YOUR GOAL ▸
Note how many lines in the following material mention "Convert", then give that number by itself.

DATA TO EXAMINE ▸
------------------------------------------------------------------------
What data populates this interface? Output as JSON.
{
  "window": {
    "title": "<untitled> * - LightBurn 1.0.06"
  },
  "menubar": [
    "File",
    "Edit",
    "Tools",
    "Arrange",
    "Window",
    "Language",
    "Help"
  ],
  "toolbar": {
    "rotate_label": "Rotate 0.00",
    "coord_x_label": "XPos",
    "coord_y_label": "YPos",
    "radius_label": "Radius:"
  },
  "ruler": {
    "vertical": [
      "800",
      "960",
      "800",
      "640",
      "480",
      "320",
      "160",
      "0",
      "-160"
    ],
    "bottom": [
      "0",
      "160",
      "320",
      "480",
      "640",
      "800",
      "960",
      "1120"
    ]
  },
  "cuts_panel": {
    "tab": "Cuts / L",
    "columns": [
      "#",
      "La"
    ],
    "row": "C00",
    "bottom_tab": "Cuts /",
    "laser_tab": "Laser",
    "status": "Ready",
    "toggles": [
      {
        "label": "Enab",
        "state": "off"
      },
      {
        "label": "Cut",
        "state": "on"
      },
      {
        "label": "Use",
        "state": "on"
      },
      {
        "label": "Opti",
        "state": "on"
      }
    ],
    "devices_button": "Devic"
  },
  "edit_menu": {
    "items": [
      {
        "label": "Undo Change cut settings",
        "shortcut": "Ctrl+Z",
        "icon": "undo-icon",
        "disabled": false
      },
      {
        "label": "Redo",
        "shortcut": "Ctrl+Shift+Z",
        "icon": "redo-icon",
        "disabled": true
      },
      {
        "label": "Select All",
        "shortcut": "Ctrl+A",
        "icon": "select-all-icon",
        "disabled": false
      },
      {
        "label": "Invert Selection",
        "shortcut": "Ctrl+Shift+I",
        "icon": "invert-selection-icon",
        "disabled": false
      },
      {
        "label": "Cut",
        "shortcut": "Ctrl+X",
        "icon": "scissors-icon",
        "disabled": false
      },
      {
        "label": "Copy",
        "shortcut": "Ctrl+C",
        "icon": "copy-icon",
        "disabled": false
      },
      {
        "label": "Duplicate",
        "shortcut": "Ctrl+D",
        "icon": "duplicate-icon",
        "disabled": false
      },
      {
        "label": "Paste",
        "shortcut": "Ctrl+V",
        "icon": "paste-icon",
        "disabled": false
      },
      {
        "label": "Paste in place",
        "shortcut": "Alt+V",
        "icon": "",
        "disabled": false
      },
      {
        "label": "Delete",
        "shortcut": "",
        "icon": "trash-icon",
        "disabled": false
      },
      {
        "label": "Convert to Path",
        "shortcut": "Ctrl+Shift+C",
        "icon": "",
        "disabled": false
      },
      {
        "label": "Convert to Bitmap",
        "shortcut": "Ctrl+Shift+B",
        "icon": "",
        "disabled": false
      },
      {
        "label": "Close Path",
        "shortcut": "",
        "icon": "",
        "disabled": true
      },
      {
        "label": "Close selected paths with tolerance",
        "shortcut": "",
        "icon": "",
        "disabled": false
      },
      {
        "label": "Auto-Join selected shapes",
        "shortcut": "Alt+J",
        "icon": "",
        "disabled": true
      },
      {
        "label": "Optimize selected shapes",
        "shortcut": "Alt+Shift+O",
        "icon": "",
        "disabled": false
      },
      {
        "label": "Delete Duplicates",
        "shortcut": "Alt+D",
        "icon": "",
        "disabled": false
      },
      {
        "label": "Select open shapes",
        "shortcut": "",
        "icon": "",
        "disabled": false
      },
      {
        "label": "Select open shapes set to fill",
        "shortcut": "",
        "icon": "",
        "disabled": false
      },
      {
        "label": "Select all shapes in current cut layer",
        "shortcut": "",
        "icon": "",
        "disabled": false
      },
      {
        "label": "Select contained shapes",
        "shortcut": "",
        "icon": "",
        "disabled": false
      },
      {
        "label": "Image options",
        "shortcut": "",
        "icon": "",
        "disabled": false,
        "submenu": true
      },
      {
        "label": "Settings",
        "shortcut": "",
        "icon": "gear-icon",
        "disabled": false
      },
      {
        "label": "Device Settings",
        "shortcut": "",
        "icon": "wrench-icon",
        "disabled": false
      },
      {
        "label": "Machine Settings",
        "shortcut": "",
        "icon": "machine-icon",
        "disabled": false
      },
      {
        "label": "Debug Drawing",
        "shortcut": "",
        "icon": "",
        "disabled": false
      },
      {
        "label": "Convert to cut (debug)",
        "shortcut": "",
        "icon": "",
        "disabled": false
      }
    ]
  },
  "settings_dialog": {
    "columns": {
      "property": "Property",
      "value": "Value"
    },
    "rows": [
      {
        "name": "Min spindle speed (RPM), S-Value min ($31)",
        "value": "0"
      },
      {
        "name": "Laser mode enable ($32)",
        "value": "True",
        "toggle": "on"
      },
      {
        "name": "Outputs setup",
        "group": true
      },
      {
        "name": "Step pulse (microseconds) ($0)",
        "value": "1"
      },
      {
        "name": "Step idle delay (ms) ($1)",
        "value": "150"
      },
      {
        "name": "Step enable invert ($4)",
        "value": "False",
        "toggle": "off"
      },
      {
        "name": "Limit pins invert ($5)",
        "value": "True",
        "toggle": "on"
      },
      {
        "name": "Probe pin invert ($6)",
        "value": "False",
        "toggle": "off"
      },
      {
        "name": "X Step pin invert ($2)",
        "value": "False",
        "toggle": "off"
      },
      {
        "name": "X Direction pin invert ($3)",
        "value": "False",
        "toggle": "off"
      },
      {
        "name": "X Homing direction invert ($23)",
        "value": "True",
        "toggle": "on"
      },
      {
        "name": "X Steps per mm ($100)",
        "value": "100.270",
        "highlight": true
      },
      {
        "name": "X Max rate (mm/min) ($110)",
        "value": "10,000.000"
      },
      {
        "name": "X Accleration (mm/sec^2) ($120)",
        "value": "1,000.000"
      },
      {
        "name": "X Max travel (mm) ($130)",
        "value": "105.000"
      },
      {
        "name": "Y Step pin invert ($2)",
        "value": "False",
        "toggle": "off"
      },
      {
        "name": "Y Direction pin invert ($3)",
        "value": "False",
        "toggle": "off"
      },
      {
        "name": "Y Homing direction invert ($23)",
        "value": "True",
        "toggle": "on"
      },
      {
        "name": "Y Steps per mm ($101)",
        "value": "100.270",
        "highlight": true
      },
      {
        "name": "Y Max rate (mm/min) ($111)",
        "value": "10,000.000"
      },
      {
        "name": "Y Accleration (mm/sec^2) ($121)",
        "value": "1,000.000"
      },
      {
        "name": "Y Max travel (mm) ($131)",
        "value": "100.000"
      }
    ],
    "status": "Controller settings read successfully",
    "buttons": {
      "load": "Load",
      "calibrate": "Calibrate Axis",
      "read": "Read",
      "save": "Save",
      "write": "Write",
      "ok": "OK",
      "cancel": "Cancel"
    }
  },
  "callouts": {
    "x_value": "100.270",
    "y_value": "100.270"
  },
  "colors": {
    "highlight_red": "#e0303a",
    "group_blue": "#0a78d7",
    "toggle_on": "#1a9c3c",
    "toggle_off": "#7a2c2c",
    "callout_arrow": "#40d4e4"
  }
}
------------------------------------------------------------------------
ANSWER BELOW ▸
3